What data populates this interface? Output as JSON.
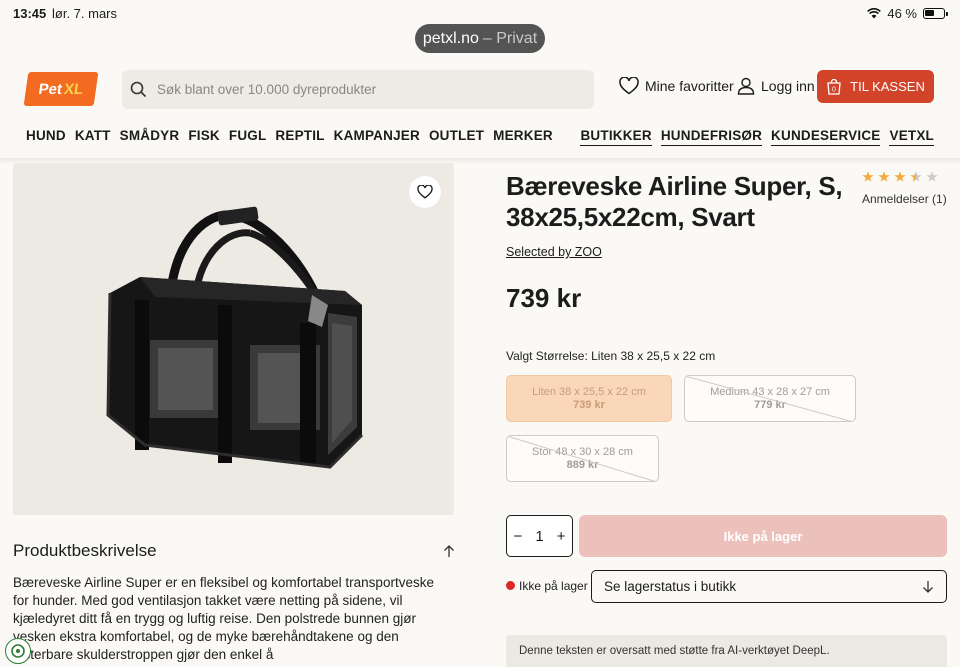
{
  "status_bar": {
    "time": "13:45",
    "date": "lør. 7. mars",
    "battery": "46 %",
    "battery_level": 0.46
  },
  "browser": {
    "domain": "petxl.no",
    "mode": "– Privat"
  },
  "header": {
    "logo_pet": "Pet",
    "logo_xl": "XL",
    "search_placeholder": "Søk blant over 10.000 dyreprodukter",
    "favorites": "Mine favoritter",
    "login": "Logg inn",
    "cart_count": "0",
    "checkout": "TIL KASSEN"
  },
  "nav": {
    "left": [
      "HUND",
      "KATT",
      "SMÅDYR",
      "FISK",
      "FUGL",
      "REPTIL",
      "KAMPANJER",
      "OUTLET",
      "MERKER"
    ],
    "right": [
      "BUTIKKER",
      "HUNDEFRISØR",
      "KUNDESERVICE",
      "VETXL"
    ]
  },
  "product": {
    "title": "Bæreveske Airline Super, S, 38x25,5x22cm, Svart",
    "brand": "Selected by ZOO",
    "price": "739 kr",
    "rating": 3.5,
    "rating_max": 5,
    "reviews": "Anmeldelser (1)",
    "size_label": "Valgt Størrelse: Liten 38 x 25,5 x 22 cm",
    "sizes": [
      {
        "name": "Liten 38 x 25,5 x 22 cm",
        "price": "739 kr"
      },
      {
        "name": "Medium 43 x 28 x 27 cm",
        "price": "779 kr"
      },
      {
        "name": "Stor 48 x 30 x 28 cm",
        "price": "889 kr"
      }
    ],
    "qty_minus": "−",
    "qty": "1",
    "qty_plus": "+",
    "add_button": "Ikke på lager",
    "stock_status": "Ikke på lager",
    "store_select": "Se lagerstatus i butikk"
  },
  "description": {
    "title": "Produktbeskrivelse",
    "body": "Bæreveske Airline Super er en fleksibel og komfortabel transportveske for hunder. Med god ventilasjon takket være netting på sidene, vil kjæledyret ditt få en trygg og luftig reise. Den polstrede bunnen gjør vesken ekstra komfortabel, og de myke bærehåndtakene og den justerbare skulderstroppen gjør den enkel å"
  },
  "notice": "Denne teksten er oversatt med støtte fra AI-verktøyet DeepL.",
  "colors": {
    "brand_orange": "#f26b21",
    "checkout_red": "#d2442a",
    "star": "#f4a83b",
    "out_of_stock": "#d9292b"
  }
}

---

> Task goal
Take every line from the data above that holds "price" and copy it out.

> Written solution
    "price": "739 kr",
        "price": "739 kr"
        "price": "779 kr"
        "price": "889 kr"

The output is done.